Reporters are facing increasing threats of abduction, imprisonment, kidnapping and murder.
New York: As the reliance on freelance journalists by news organisation has increased, so has the burden of guaranteeing a safe working environment for these journalists, especially when reporting from war-torn areas.
Since the civil uprise of the Arab Spring and the outbreak of the Syrian civil war in 2011, reporters are facing increasing threats, from abduction, to imprisonment, kidnapping and ultimately murder. This situation affects not only individual journalists, but journalism sector more broadly.
In February 2015, several journalists organisations such as the Freelance Frontline Register (FFR) and the Committee to Protect Journalists (CPJ), along with major news organisations and networks, wires, and journalist representatives launched altogether the ACOS (A Culture of Safety) Alliance: a coalition that tries to embed a culture of safety practices in the news industry and access to the tools that freelancers need to report safely.
“We realised that the current situation was not sustainable and it was not a great situation for anybody,” Emma Beals, freelance journalist and member of the FFR elected board told IPS.
Fair and timely payment
“When we are freelancers it always comes down to money: being paid ten bucks for photos out of war-zones. Having to hassle people for weeks and months to be paid or having news organisation refusing to pay for the insurance,” remarked Beals.
Payment to freelancers and local journalists is important because it also effects their security, said Courtney Radsch, advocacy director at CPJ.
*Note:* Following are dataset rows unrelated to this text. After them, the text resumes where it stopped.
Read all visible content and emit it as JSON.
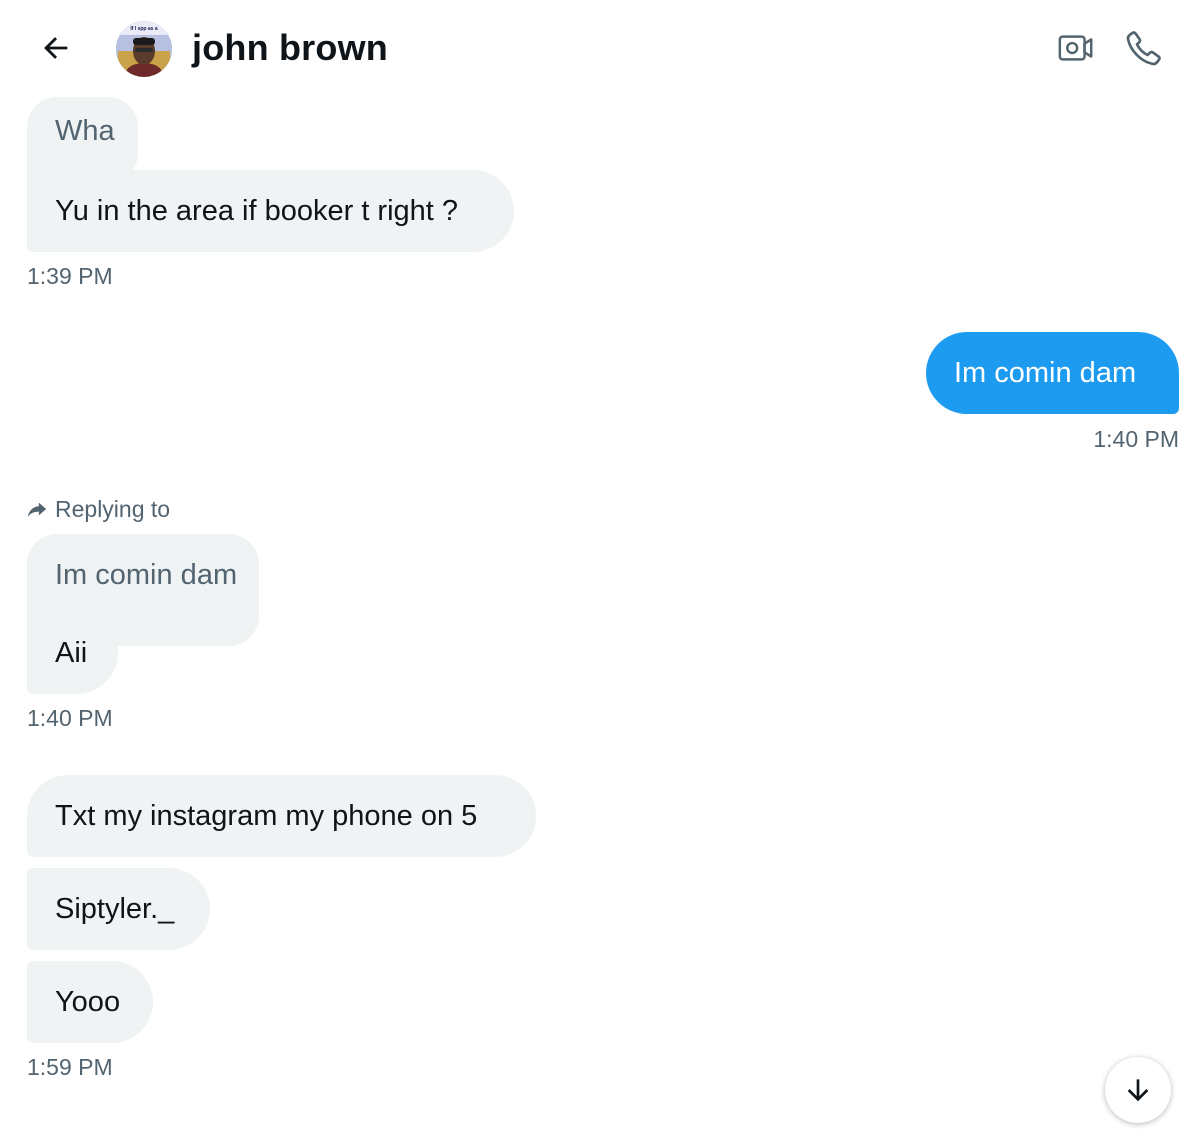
{
  "header": {
    "contact_name": "john brown",
    "back_icon": "arrow-left-icon",
    "video_icon": "video-camera-icon",
    "call_icon": "phone-icon",
    "avatar_caption": "If I spp as a"
  },
  "messages": [
    {
      "quote": "Wha",
      "text": "Yu in the area if booker t right ?",
      "time": "1:39 PM",
      "direction": "received"
    },
    {
      "text": "Im comin dam",
      "time": "1:40 PM",
      "direction": "sent"
    },
    {
      "reply_label": "Replying to",
      "quote": "Im comin dam",
      "text": "Aii",
      "time": "1:40 PM",
      "direction": "received"
    },
    {
      "texts": [
        "Txt my instagram my phone on 5",
        "Siptyler._",
        "Yooo"
      ],
      "time": "1:59 PM",
      "direction": "received"
    }
  ],
  "scroll_button": {
    "icon": "arrow-down-icon"
  },
  "colors": {
    "sent_bubble": "#1d9bf0",
    "received_bubble": "#eff3f4",
    "secondary_text": "#536471",
    "primary_text": "#0f1419"
  }
}
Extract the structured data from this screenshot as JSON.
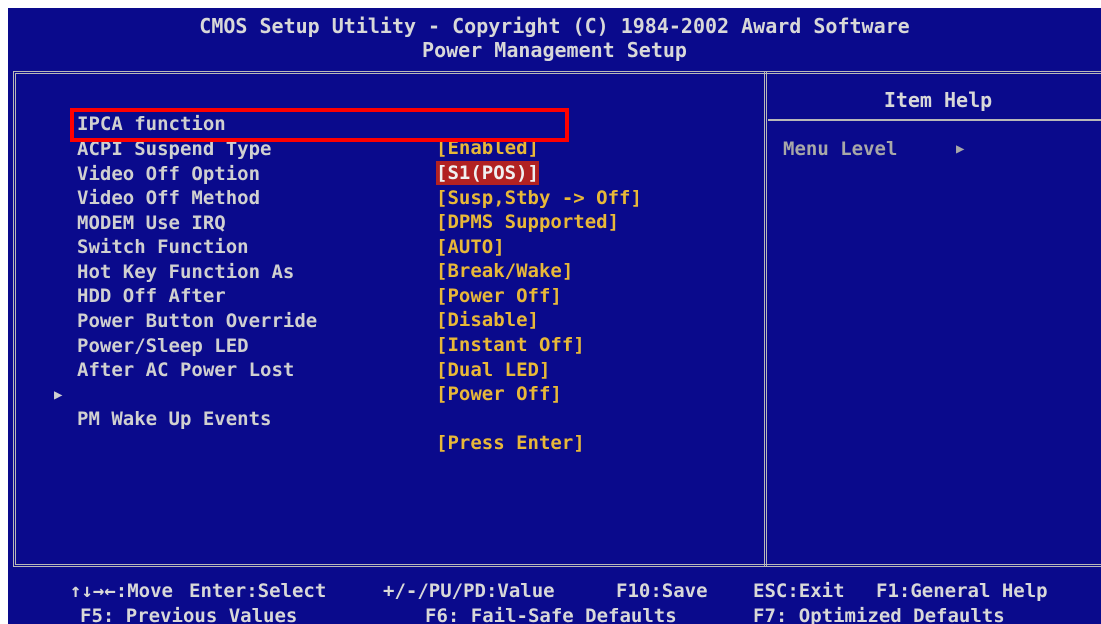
{
  "header": {
    "title": "CMOS Setup Utility - Copyright (C) 1984-2002 Award Software",
    "subtitle": "Power Management Setup"
  },
  "settings": [
    {
      "label": "IPCA function",
      "value": "[Enabled]"
    },
    {
      "label": "ACPI Suspend Type",
      "value": "[S1(POS)]"
    },
    {
      "label": "Video Off Option",
      "value": "[Susp,Stby -> Off]"
    },
    {
      "label": "Video Off Method",
      "value": "[DPMS Supported]"
    },
    {
      "label": "MODEM Use IRQ",
      "value": "[AUTO]"
    },
    {
      "label": "Switch Function",
      "value": "[Break/Wake]"
    },
    {
      "label": "Hot Key Function As",
      "value": "[Power Off]"
    },
    {
      "label": "HDD Off After",
      "value": "[Disable]"
    },
    {
      "label": "Power Button Override",
      "value": "[Instant Off]"
    },
    {
      "label": "Power/Sleep LED",
      "value": "[Dual LED]"
    },
    {
      "label": "After AC Power Lost",
      "value": "[Power Off]"
    },
    {
      "label": "PM Wake Up Events",
      "value": "[Press Enter]"
    }
  ],
  "help": {
    "title": "Item Help",
    "menu_level": "Menu Level"
  },
  "footer": {
    "line1": {
      "move": "↑↓→←:Move",
      "select": "Enter:Select",
      "value": "+/-/PU/PD:Value",
      "save": "F10:Save",
      "exit": "ESC:Exit",
      "help": "F1:General Help"
    },
    "line2": {
      "previous": "F5: Previous Values",
      "failsafe": "F6: Fail-Safe Defaults",
      "optimized": "F7: Optimized Defaults"
    }
  },
  "colors": {
    "background": "#0a0a8c",
    "value_text": "#e8b838",
    "label_text": "#d0d0d0",
    "highlight_box": "#ff0000"
  }
}
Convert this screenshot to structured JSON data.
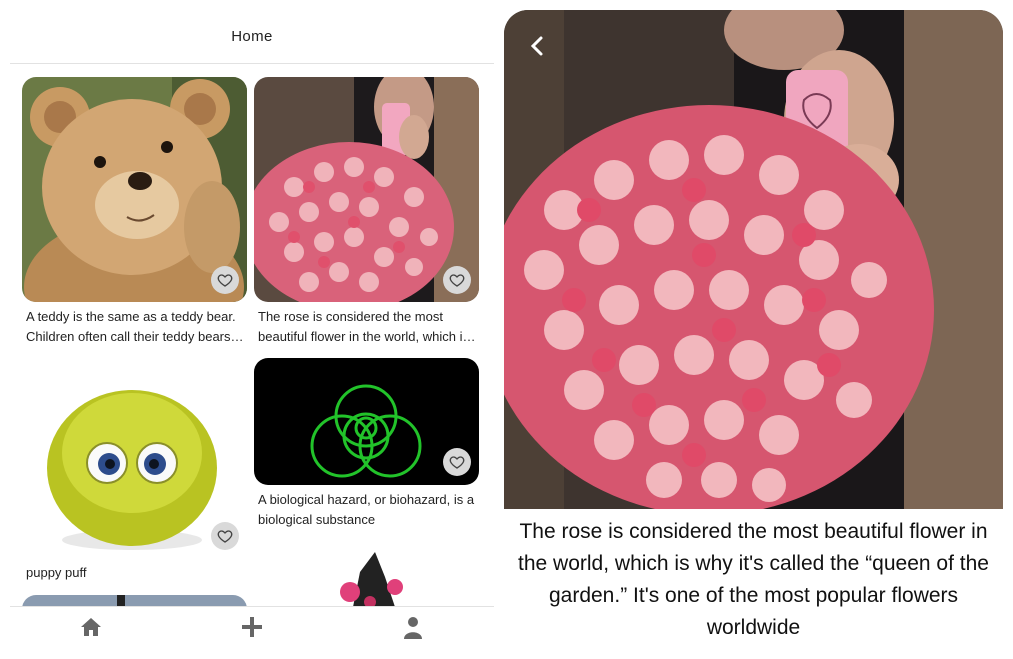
{
  "header": {
    "title": "Home"
  },
  "feed": {
    "cards": [
      {
        "caption": "A teddy is the same as a teddy bear. Children often call their teddy bears by name",
        "image": "teddy-bear"
      },
      {
        "caption": "The rose is considered the most beautiful flower in the world, which is why it's called the queen",
        "image": "rose-bouquet"
      },
      {
        "caption": "puppy puff",
        "image": "puffball-creature"
      },
      {
        "caption": "A biological hazard, or biohazard, is a biological substance",
        "image": "biohazard-symbol"
      }
    ]
  },
  "tabbar": {
    "items": [
      "home-icon",
      "add-icon",
      "profile-icon"
    ]
  },
  "detail": {
    "image": "rose-bouquet",
    "description": "The rose is considered the most beautiful flower in the world, which is why it's called the “queen of the garden.” It's one of the most popular flowers worldwide"
  },
  "colors": {
    "like_bg": "#d9d9d9",
    "icon_gray": "#666666",
    "biohazard_green": "#22c32a"
  }
}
“There are countless stories of freelancers who have to make a trade off to get security equipment, a good translator or an armoured car… So news organisations have the moral responsibility to freelancers essentially to treat them in the same way that they would treat their own staff,” Radsch told IPS.
Fair and timely pay should take into account additional costs when doing foreign reporting, such as security, special training and gear. But if you do not get paid quickly from your client, then you have to fund expenses in advance by yourself. This means that you will have less money to spend on your next story, making you less safe, explained Beals.
Other aspects that commissioning editors should think of are: risks in accessing information and providing the right assistance when things go wrong, such as a lawyer said Beals.
In contrast with staff-journalists who are sent by their own editor, freelancers do not get the same assistance.
“Those cases are often resolved much quicker and in a less strict way. Whereas for freelancers it’s the family and friends who have to work out what to do next, while things start escalating more rapidly.”
Over 85 organisations have signed up for ACOS Alliance and committed to endorse the 14 Freelance Journalists Safety Principles.
“Taking safe practices is a responsibility of all parties involved. It is important to ensure that people can implement them because for some news organisation this is a new way of working. This will help everybody they work with, not only freelancers,” Beals underlined.
In response, some news organisations have decided to stop accepting unsolicited freelance content from dangerous locations.
“Since the dangers of reporting seem to out-risk the benefits of using freelance content, many news organisations such as AFP have started to no longer accept unsolicited content material from freelancers,” commented Radsch.
The aim of the alliance is to slowly create a safety net for journalists and news companies across the world, but mostly in highly-dangerous countries such as Iraq, Pakistan, Afghanistan and Syria.
“It will take time and it requires a cultural shift in the media industry. But if you can get those organisations that have started to do this with their own employees, then you can use them as people that will champion this idea among their colleagues,” remarked Beals.
In the past 20 years, the news industry has gone through severe re-adjustments.
“It is not just about traditional media companies, who used to treat their staff well, turning bad now. But since the Syrian civil conflict, wars have become darker and harder to cover, with heavy safety repercussions on freelancers,” Beals said.
She continued, “There used to be fewer newspapers, television channels and magazines, with more money available… Now you have so many outlets, which may or may not have the same level of financing behind them. Therefore, you can produce a lot of journalist material but not all of us get well paid for it.”
“Wars used to be less accessible, where only embedded highly-accredited journalists went to, with the possibility to cross the front-lines. But the Arab Spring has changed all this, rendering things more accessible,” she stated.
Also, technology shifts have reconfigured traditional power relations between journalists and political and economic elites, remarked Radsch.
Journalists are longer privileged since those in power can take their message directly to the public; also, more people who are able to engage in acts of journalism are often without the experience or training that someone working for a media organisation might have, Radsch concluded.